> **Problem to solve**
Search the records below for the word "table", then return every line where it appears.

(Dataset rows describing interfaces)

#####

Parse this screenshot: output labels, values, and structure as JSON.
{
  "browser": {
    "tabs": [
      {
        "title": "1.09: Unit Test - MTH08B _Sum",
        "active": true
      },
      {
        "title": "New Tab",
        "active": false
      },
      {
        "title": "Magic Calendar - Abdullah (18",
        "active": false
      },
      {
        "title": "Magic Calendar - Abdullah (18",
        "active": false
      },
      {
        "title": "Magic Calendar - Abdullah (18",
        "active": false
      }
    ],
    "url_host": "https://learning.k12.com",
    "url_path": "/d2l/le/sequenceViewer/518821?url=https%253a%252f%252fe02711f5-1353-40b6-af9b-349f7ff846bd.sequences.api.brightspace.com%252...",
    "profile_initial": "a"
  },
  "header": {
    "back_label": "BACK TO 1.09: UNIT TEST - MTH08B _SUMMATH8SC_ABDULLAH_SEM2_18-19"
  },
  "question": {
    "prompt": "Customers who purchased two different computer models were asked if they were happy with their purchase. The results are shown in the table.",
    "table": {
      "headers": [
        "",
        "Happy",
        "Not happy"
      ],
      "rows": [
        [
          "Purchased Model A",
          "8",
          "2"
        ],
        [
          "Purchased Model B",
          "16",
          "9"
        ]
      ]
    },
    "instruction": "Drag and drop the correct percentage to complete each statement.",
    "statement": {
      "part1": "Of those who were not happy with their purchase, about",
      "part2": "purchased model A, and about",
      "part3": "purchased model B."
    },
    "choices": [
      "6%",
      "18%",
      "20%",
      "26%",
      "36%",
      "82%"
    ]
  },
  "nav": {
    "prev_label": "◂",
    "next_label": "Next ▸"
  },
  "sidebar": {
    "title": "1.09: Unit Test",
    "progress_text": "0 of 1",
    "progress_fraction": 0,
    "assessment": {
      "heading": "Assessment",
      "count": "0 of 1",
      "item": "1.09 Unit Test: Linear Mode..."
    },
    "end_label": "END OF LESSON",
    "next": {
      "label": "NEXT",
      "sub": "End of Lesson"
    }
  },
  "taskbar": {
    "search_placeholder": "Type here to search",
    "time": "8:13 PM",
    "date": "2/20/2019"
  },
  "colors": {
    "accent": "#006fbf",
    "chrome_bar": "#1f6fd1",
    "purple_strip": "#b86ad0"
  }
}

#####

> **Answer space**
    "prompt": "Customers who purchased two different computer models were asked if they were happy with their purchase. The results are shown in the table.",
    "table": {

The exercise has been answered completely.